╭─ INFORMATION GIVEN
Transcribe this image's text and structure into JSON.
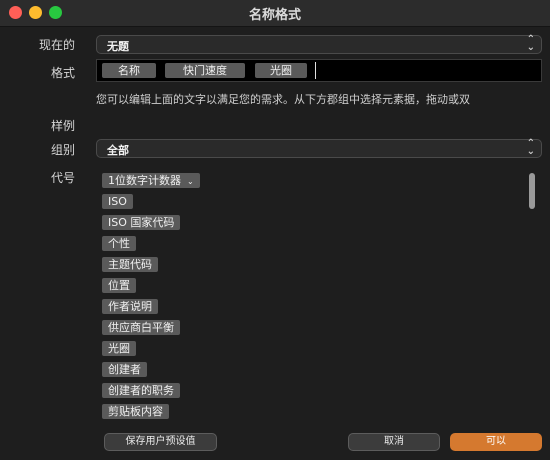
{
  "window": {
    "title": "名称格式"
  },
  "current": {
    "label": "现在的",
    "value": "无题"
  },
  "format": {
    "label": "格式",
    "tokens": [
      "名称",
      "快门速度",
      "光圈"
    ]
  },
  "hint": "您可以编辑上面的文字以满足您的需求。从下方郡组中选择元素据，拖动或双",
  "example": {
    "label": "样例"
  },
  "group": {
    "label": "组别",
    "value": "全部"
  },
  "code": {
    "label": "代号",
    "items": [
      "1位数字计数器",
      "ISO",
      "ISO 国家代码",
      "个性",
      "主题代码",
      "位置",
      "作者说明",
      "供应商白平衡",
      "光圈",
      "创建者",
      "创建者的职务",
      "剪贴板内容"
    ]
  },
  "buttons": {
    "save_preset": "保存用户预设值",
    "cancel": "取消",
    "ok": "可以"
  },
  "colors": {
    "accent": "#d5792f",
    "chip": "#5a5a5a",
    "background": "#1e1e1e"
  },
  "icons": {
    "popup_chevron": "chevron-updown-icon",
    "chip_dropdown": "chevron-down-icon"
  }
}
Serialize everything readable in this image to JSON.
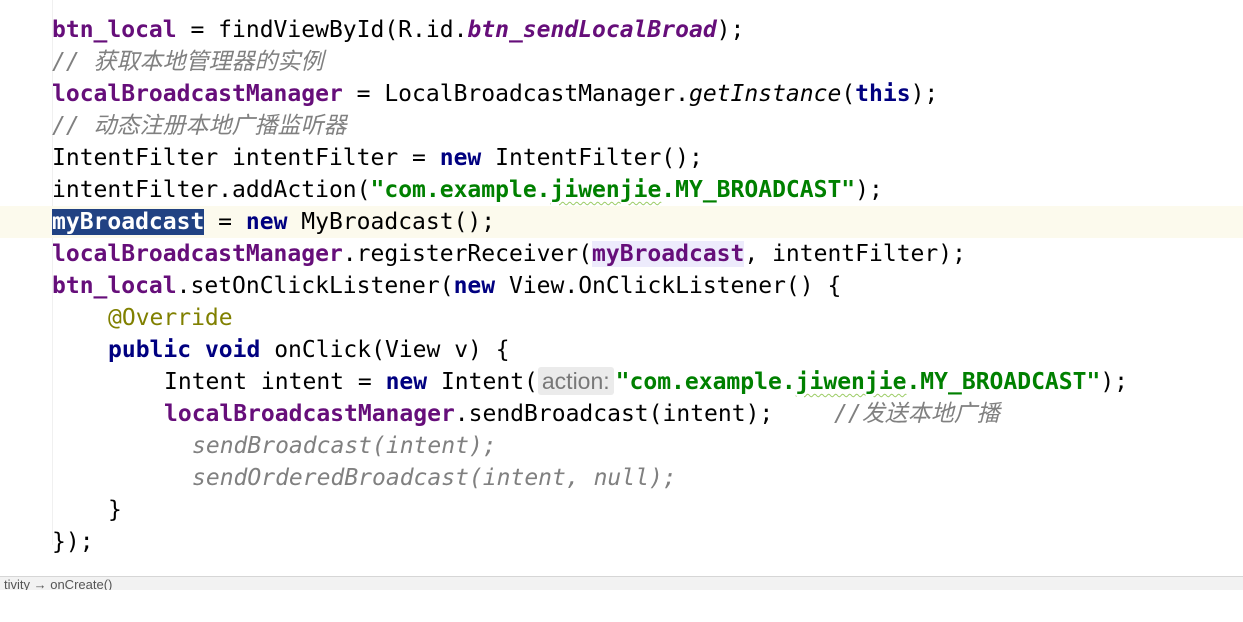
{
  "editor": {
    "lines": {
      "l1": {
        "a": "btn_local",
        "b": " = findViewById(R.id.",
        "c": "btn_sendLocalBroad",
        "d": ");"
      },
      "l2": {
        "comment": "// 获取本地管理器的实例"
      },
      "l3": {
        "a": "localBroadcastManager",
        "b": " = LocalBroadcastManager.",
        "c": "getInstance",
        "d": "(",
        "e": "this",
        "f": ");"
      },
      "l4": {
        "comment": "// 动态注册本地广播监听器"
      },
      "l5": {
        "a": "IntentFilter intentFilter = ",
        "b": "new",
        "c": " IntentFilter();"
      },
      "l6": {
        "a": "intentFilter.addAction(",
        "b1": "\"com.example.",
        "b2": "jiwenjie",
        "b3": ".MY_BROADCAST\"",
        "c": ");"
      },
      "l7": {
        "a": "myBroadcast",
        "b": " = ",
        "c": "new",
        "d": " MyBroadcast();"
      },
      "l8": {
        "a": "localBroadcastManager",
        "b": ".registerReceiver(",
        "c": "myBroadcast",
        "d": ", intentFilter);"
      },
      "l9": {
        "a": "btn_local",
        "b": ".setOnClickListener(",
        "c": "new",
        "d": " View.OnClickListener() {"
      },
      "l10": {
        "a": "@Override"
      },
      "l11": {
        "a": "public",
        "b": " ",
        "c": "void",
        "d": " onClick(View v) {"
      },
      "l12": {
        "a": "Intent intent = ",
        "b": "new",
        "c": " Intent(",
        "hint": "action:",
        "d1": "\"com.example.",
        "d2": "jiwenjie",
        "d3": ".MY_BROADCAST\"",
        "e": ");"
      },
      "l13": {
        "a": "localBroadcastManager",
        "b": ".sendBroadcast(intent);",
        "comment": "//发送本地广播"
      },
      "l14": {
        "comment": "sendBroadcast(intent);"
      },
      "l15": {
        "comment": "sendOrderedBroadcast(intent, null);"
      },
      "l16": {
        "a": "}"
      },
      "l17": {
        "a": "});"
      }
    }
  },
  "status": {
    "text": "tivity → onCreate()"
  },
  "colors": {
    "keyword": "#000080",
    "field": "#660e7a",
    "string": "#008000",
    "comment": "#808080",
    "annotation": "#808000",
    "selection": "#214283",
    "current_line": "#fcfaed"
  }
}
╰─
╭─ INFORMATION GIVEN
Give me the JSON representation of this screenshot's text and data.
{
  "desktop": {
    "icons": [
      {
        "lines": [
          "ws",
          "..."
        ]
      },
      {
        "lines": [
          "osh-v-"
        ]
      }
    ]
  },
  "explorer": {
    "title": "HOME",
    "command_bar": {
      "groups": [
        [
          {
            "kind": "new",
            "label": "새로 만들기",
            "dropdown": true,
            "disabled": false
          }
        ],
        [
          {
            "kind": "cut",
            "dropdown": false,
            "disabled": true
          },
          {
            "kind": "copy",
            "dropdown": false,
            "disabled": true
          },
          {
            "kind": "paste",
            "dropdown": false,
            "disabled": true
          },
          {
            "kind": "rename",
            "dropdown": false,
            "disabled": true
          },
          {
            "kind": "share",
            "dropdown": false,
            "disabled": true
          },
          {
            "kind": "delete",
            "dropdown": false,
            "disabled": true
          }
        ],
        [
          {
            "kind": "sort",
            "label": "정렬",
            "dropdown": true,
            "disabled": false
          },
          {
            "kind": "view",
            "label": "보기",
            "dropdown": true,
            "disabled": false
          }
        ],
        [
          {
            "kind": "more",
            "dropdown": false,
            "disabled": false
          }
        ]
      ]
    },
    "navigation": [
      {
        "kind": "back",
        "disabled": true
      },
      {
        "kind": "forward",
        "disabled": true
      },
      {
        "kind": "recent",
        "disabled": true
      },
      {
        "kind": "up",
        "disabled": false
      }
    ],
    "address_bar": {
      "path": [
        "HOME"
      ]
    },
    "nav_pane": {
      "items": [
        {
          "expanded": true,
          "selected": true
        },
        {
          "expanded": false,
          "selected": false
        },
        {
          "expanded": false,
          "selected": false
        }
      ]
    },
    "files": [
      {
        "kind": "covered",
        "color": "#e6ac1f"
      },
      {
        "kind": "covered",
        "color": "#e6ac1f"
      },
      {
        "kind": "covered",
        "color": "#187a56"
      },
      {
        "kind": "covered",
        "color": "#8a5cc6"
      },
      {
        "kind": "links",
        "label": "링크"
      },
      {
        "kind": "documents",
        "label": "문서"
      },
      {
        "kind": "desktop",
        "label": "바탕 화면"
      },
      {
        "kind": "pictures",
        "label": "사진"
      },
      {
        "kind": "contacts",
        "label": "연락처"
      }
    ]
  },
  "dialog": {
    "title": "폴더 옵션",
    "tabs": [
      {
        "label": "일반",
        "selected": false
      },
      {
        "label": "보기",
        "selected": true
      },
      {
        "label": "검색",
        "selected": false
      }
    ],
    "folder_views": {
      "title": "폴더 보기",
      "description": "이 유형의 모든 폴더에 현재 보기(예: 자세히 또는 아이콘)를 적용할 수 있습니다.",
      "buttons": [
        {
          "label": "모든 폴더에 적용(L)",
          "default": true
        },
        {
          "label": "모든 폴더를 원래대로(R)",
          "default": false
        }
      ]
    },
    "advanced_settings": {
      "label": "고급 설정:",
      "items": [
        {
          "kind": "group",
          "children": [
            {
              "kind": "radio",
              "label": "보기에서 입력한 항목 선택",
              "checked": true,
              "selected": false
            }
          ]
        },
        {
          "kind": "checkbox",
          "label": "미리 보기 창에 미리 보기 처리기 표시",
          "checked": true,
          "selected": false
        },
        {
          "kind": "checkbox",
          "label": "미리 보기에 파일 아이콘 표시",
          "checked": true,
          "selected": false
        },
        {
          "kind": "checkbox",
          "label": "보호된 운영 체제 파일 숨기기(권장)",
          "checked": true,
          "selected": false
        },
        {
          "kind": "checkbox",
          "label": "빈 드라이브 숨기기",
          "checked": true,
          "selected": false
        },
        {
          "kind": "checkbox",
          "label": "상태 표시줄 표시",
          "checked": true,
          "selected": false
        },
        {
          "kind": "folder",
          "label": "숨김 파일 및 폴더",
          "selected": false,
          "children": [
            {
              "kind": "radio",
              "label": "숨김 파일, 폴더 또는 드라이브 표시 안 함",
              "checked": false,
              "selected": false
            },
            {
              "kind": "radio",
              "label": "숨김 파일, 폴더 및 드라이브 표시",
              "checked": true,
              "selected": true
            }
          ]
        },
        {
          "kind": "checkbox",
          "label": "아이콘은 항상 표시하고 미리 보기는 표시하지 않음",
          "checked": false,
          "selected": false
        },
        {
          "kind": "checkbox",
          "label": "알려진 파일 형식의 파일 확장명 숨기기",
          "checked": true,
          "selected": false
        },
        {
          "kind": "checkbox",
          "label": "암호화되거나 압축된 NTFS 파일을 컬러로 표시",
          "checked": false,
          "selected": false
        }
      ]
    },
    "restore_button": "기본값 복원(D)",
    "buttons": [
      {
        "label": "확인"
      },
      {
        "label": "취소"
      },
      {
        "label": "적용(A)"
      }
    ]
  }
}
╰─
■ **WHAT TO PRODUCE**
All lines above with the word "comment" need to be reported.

■ **COMPLETED TASK**
        "comment": "// 获取本地管理器的实例"
        "comment": "// 动态注册本地广播监听器"
        "comment": "//发送本地广播"
        "comment": "sendBroadcast(intent);"
        "comment": "sendOrderedBroadcast(intent, null);"
    "comment": "#808080",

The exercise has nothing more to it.